Period of Performance: 02/14/2000 - 08/14/2000

$70K

Phase 1 SBIR

Recipient Firm

Power & Energy International, Inc.
2020 University Avenue
Madison, WI 53705
Principal Investigator

Research Topics

Abstract
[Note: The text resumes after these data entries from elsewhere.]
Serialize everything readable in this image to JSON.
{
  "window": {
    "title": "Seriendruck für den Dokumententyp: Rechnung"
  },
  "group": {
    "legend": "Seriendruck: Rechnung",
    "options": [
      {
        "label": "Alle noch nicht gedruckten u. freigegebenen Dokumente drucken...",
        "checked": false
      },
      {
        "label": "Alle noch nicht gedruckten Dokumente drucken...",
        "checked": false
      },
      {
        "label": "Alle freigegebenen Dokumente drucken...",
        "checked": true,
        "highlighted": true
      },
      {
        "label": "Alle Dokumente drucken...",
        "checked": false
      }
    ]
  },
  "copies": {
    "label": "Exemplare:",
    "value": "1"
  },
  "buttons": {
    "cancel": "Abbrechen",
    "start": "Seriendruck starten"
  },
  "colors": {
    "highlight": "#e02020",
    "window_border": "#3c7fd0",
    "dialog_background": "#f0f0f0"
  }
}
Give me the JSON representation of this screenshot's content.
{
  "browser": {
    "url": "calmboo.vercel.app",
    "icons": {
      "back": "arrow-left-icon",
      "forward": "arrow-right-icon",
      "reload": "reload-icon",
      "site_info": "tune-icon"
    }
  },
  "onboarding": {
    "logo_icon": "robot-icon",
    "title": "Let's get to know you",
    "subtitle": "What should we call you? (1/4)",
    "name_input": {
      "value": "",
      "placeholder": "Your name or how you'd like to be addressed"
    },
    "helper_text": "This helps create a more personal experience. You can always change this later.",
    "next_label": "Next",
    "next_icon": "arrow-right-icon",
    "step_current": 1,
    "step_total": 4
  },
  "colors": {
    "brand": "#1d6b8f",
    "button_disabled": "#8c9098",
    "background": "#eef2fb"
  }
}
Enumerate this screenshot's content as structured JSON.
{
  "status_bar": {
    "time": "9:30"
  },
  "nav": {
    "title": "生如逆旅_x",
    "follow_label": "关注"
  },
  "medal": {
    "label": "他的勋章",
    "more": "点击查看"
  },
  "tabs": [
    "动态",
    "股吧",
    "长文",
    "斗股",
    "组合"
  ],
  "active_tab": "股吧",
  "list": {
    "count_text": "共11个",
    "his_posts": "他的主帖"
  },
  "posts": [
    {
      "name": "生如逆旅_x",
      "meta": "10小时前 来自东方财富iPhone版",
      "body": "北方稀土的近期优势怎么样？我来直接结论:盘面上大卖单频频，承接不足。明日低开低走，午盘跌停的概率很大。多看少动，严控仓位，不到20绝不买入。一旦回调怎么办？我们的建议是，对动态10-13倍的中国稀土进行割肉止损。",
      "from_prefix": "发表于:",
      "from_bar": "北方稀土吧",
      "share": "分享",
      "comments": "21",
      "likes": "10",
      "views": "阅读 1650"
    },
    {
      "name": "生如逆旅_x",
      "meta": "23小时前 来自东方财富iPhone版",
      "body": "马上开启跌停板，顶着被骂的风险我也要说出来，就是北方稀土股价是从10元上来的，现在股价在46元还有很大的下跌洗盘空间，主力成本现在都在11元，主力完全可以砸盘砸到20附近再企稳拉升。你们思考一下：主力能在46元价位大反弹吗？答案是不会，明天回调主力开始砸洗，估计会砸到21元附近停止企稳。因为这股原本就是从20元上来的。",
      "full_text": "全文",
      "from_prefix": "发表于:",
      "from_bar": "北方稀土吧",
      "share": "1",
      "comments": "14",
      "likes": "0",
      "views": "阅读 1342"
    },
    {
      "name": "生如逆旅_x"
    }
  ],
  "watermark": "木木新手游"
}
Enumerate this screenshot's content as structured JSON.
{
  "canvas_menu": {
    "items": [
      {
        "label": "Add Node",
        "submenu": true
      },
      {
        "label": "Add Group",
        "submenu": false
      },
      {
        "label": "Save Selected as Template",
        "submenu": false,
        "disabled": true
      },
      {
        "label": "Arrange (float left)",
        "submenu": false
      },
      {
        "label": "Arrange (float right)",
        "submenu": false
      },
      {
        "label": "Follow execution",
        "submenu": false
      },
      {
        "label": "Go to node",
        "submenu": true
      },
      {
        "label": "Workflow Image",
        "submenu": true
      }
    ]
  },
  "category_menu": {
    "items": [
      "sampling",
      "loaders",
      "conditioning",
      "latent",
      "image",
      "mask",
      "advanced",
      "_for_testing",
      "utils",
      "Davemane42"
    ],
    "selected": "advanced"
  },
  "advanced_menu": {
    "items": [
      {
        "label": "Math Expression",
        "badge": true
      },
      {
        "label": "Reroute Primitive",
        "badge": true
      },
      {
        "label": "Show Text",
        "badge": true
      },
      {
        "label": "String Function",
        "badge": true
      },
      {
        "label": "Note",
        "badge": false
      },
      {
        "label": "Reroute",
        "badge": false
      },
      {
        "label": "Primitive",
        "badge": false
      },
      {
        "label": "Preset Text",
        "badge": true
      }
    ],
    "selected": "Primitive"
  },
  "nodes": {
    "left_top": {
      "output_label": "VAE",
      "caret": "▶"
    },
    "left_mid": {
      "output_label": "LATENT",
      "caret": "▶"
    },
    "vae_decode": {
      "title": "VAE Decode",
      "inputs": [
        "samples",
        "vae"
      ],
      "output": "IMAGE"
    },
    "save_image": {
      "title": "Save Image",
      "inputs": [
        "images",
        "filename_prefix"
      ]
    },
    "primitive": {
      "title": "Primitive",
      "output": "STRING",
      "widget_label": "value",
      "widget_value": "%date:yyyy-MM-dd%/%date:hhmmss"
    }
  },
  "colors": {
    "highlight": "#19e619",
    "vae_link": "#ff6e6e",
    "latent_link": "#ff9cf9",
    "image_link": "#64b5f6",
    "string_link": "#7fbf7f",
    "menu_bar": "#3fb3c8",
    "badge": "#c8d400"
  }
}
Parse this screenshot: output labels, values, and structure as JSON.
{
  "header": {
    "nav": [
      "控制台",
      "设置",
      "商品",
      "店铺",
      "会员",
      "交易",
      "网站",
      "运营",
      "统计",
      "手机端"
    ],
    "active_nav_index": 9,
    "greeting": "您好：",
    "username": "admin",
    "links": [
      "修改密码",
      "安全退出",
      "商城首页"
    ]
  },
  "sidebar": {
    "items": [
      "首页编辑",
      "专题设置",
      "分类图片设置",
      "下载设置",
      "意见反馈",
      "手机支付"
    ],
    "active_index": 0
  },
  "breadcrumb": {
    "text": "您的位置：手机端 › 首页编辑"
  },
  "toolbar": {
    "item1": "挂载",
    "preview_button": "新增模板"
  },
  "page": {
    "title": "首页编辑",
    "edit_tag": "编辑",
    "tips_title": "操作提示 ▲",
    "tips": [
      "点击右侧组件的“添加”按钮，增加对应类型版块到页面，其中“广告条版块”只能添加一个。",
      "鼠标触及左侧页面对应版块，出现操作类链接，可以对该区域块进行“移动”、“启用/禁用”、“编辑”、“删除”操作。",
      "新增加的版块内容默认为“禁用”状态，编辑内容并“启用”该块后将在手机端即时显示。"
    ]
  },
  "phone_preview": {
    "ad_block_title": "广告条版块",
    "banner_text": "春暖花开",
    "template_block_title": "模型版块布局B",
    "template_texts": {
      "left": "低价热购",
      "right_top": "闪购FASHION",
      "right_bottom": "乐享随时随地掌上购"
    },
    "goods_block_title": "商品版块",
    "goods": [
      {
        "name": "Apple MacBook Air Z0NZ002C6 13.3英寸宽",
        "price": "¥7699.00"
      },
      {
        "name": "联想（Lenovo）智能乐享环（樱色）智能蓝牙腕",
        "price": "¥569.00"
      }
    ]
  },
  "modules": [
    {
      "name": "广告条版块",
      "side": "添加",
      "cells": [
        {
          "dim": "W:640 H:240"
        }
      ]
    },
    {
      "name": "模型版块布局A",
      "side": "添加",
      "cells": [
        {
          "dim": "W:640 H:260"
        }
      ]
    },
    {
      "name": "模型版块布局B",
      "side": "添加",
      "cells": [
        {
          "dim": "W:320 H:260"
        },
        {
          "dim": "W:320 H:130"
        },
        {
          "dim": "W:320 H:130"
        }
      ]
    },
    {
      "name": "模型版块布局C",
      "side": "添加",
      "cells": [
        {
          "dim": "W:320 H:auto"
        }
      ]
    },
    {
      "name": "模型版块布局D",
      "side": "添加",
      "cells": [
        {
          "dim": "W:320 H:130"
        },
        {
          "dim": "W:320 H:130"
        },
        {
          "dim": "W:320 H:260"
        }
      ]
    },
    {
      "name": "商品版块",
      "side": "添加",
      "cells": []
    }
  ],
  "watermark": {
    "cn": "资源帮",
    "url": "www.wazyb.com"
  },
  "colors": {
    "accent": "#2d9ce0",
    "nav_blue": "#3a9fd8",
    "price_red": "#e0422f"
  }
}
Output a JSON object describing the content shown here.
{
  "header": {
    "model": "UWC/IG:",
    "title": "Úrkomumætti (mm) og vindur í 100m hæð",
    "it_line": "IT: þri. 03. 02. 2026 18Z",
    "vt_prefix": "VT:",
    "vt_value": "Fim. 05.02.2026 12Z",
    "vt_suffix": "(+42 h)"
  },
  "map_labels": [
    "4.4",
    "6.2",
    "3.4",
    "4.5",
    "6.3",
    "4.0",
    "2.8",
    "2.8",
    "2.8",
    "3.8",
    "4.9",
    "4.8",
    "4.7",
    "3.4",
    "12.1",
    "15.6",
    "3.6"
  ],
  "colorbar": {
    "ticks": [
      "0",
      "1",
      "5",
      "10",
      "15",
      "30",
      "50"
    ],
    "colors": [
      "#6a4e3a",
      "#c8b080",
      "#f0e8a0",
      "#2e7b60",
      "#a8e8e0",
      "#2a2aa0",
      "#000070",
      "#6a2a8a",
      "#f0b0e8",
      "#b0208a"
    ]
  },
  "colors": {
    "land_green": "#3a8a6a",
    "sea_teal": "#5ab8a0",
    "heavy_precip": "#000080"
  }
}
Our objective is to design the OP research engine "The Demonstrator" for developing the Horizontal Opposed Piston (HOP) 2-cycle design for military vehicles. The HOP concept is superior to the Vertical Opposed Piston (VOP) design produced in this country for vehicle installation, because of its low silhouette. The "Demonstrator", is to be fabricated in Phase II to conduct operational testing. Phase I effort will include a layout design of a 123 x 127-mm configuration (PEI Basic HOP) using commercial power cylinder parts. Common rail fuel injection, sensor ports for cylinder pressure transducer, therocouple and gas sampling probes, etc. will be incorporated in the design. Advanced instrumentation for measuring piston temperature will be researched and applied if practical. Additional swirl, scavenging, and combustion optimization per Computational Combustion and Fluid Dynamics (CCFD) will be continued in R&D phases. Cycle simulation and classical design analysis will be performed and design report will be prepared in Phase I and Phase I-Option. Commercial power cylinder components will be modified and applied to attain a power density of 200 HP/cylinder. Other structural engine parts will be designed and stressed for the 300 HP/cylinder. Component and combustion R&D phases are planned in order to reach the 250 HP/cylinder objective power level with sufficient durability. BENEFITS: Using the HOP concept, a state-of-the-art domestic diesel design suitable for combat vehicles becomes very feasible. The concept will be validated in Phase II's initial testing of the research engine. The component development and combustion optimization project will be further developed in the later R&D phase to be proposed. Based on PEI's design methodology, a versatile and durable research engine will be delivered in Phase II. Commercially available components will be modified and incorporated to minimize the initial cost. The 2-cycle engines (including the VOP design) have been losing their market share over the last few years. The advanced HOP design and its overall simplicity, and low engine silhouette could regain some of that market share. Due to the uniflow OP design, the mixing is quite unique and the combustion is efficient due to the strong swirl available. These characteristics could allow the HOP design to regain the market position of the 2-cycle diesel for those applications where design simplicity and lower initial cost are important to the client.